* [Your instructions]
The string "this" may appear in lines of the listing. Report each line where it does.

···

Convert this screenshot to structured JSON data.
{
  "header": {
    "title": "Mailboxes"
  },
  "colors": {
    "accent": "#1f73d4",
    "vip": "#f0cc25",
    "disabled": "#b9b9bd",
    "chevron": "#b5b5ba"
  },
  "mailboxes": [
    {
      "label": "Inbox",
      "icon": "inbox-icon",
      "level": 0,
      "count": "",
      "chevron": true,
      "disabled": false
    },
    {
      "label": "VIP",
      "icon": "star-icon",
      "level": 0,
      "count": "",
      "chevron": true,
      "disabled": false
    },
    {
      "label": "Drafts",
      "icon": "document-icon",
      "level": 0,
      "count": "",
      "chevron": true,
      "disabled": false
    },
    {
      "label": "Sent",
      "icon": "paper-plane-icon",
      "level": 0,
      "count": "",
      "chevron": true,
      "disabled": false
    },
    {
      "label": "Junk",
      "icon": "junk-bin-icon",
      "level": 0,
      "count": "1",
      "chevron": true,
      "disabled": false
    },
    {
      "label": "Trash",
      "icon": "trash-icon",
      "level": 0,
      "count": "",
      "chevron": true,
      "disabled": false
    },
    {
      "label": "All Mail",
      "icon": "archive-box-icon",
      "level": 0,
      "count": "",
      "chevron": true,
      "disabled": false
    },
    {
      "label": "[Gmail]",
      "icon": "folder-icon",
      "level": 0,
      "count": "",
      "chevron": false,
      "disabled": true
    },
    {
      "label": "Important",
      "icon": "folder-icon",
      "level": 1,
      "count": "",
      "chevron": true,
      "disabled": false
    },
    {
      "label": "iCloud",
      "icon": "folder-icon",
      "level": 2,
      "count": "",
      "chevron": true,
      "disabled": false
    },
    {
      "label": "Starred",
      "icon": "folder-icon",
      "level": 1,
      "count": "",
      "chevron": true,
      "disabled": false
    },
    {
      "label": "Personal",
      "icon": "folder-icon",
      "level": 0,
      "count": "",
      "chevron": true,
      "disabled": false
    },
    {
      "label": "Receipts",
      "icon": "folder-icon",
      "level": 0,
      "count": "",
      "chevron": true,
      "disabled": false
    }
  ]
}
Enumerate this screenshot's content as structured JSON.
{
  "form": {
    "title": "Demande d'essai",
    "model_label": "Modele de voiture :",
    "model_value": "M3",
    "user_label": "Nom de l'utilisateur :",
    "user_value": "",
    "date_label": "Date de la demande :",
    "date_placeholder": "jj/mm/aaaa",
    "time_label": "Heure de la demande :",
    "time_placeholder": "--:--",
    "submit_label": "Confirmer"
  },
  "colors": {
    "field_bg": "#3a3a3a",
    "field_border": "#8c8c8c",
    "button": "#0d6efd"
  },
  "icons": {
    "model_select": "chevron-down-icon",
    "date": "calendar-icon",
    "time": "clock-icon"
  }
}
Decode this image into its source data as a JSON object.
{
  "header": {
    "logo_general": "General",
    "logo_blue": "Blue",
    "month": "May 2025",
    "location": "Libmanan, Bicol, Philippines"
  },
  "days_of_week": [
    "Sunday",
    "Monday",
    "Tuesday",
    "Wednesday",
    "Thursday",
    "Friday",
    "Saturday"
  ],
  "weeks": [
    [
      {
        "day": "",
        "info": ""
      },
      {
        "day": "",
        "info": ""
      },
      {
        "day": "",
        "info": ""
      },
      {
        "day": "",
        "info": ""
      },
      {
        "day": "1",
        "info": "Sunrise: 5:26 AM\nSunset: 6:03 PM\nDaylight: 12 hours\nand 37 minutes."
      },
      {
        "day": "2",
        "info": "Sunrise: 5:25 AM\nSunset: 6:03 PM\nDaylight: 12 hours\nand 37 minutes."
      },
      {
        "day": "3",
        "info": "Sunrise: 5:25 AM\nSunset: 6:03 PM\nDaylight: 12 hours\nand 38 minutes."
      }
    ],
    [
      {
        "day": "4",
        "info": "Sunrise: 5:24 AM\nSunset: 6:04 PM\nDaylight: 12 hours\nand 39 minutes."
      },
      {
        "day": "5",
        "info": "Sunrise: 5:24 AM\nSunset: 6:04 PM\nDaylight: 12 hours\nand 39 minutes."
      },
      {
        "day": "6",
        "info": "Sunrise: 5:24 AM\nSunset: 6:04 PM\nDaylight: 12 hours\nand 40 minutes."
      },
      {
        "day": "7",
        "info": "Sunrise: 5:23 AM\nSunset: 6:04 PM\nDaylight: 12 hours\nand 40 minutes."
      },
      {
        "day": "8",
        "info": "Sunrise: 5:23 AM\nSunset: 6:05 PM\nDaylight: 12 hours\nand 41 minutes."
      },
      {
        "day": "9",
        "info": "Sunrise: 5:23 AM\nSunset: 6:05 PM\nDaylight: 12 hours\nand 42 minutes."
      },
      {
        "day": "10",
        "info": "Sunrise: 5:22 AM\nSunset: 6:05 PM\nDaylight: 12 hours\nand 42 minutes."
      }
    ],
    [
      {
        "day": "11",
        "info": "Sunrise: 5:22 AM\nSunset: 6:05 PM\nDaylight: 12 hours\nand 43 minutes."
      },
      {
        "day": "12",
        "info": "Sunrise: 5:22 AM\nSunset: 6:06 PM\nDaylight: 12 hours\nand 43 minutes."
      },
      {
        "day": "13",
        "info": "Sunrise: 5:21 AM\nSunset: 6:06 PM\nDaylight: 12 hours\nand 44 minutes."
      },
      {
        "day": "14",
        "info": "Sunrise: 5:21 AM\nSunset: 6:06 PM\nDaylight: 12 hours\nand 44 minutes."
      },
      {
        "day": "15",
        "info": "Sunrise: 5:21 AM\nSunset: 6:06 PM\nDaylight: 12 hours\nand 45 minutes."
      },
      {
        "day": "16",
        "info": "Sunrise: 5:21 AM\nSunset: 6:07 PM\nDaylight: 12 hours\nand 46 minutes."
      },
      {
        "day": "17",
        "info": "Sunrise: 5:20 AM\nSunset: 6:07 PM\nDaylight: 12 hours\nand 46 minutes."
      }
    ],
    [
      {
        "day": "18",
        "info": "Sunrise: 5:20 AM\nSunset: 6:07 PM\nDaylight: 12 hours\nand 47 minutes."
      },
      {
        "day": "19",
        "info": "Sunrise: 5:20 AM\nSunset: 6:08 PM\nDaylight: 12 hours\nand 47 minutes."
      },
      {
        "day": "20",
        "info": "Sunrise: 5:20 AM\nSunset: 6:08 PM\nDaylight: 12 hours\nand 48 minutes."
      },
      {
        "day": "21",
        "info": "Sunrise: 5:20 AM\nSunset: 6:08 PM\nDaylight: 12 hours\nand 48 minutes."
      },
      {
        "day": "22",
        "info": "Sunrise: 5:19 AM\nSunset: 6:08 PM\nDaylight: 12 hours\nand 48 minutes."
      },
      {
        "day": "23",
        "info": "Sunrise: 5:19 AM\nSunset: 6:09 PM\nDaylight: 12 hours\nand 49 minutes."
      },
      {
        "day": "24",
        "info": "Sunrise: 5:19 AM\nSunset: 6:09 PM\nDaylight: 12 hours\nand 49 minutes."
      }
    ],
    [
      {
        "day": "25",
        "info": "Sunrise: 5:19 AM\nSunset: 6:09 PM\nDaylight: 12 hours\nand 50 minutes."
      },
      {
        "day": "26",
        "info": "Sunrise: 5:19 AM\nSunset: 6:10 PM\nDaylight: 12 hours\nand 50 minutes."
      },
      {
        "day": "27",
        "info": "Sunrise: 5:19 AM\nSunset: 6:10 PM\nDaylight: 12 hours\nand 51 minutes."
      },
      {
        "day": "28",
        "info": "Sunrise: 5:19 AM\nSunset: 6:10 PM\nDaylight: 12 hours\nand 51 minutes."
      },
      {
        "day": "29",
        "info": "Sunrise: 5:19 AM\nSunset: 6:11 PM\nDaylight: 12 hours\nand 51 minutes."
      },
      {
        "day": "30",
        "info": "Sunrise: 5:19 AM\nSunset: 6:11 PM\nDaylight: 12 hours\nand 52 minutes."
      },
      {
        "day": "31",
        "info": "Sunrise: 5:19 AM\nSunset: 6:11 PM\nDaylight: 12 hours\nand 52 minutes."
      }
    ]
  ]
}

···

* [Result of the task]
Convert this screenshot to structured JSON data.
Enumerate this screenshot's content as structured JSON.
Decode this image into its source data as a JSON object.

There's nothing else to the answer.